### TASK OBJECTIVE
How many lines in these records include the string "duration"? Reply with that number alone.

Source records
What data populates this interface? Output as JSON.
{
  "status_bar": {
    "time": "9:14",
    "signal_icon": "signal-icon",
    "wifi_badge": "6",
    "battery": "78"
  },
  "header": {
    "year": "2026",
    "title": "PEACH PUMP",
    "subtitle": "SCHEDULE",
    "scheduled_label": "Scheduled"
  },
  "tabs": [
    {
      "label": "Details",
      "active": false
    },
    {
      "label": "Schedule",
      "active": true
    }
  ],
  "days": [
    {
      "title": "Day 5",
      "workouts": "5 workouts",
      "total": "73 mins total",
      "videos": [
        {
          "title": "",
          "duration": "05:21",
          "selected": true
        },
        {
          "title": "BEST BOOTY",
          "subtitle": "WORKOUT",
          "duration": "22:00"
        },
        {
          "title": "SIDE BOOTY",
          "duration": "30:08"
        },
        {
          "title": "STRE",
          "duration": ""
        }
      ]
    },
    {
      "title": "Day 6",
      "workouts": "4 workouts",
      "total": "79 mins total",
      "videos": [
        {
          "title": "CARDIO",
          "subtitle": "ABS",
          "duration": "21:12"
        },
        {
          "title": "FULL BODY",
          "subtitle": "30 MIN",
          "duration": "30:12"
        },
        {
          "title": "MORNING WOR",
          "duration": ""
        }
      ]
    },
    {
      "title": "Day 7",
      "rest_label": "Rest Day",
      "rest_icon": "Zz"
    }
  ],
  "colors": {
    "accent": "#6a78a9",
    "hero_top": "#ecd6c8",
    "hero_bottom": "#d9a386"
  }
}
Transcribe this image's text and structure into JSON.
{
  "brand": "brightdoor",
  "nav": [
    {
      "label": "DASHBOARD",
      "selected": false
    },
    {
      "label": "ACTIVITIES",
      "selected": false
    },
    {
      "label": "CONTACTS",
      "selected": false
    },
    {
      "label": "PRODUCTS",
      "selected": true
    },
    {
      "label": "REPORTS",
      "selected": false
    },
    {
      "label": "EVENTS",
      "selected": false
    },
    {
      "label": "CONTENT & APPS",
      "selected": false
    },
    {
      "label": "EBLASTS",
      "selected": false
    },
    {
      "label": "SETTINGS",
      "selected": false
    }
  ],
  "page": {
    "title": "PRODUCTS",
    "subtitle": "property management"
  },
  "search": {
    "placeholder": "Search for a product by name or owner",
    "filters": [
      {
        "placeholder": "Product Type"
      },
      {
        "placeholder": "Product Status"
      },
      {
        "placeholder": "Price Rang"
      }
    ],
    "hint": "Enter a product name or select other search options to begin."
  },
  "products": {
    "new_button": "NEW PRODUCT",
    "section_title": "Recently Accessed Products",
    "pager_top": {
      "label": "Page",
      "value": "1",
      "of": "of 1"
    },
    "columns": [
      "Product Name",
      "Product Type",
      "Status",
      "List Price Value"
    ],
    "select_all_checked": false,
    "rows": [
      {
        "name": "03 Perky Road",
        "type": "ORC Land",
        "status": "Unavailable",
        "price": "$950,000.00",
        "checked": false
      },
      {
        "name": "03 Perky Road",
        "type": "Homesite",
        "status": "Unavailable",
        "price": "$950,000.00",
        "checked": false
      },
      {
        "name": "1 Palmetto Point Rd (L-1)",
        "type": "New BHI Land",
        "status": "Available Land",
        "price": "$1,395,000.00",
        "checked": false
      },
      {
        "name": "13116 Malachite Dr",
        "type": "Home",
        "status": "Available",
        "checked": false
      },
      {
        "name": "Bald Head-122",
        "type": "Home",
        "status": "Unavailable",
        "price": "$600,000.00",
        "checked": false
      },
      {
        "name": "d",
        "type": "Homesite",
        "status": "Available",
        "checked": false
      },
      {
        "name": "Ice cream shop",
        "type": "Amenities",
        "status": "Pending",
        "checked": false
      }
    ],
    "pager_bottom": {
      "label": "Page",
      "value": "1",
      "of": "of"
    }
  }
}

### ANSWER SPACE
7